Citation: Arrieta M-C and Finlay BB (2012) The commensal microbiota drives immune homeostasis. Front. Immun. 3:33. doi: 10.3389/fimmu.2012.00033
Received: 01 December 2011; Paper pending published: 22 December 2011;
Accepted: 14 February 2012; Published online: 05 March 2012.
Edited by:Larry J. Dishaw, University of South Florida, USA
Reviewed by:Michael Bailey, The Ohio State University, USA
John Rawls, University of North Carolina at Chapel Hill, USA
Copyright: © 2012 Arrieta and Finlay. This is an open-access article distributed under the terms of the Creative Commons Attribution Non Commercial License, which permits non-commercial use, distribution, and reproduction in other forums, provided the original authors and source are credited.

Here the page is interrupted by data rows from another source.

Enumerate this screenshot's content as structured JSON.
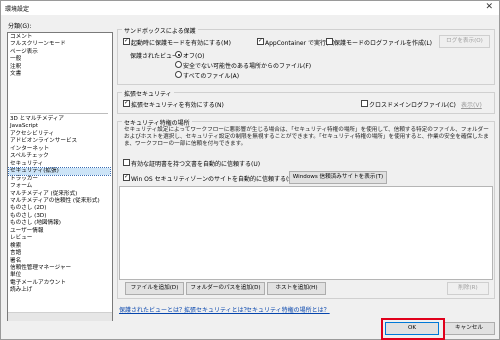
{
  "window": {
    "title": "環境設定",
    "close_glyph": "✕"
  },
  "categories_label": "分類(G):",
  "categories_top": [
    "コメント",
    "フルスクリーンモード",
    "ページ表示",
    "一般",
    "注釈",
    "文書"
  ],
  "categories_bottom": [
    "3D とマルチメディア",
    "JavaScript",
    "アクセシビリティ",
    "アドビオンラインサービス",
    "インターネット",
    "スペルチェック",
    "セキュリティ",
    "セキュリティ(拡張)",
    "トラッカー",
    "フォーム",
    "マルチメディア (従来形式)",
    "マルチメディアの信頼性 (従来形式)",
    "ものさし (2D)",
    "ものさし (3D)",
    "ものさし (地図情報)",
    "ユーザー情報",
    "レビュー",
    "検索",
    "言語",
    "署名",
    "信頼性管理マネージャー",
    "単位",
    "電子メールアカウント",
    "読み上げ"
  ],
  "selected_category": "セキュリティ(拡張)",
  "sandbox": {
    "title": "サンドボックスによる保護",
    "protected_mode": "起動時に保護モードを有効にする(M)",
    "appcontainer": "AppContainer で実行(U)",
    "log": "保護モードのログファイルを作成(L)",
    "view_log": "ログを表示(O)",
    "protected_view_label": "保護されたビュー:",
    "options": [
      "オフ(O)",
      "安全でない可能性のある場所からのファイル(F)",
      "すべてのファイル(A)"
    ]
  },
  "enhanced": {
    "title": "拡張セキュリティ",
    "enable": "拡張セキュリティを有効にする(N)",
    "cross_domain": "クロスドメインログファイル(C)",
    "view": "表示(V)"
  },
  "privileged": {
    "title": "セキュリティ特権の場所",
    "description": "セキュリティ設定によってワークフローに悪影響が生じる場合は、「セキュリティ特権の場所」を使用して、信頼する特定のファイル、フォルダー およびホストを選択し、セキュリティ設定の制限を無視することができます。「セキュリティ特権の場所」を使用すると、作業の安全を確保したまま、ワークフローの一部に信頼を付与できます。",
    "certified": "有効な証明書を持つ文書を自動的に信頼する(U)",
    "win_os": "Win OS セキュリティゾーンのサイトを自動的に信頼する(S)",
    "show_sites": "Windows 信頼済みサイトを表示(T)",
    "add_file": "ファイルを追加(D)",
    "add_folder": "フォルダーのパスを追加(D)",
    "add_host": "ホストを追加(H)",
    "remove": "削除(R)"
  },
  "links": [
    "保護されたビューとは？",
    "拡張セキュリティとは？",
    "セキュリティ特権の場所とは？"
  ],
  "footer": {
    "ok": "OK",
    "cancel": "キャンセル"
  }
}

*Correspondence: Barton Brett Finlay, Michael Smith Laboratories, University of British Columbia, #301 – 2185 East Mall, Vancouver, BC, Canada V6T 1Z4. e-mail: firstname.lastname@example.org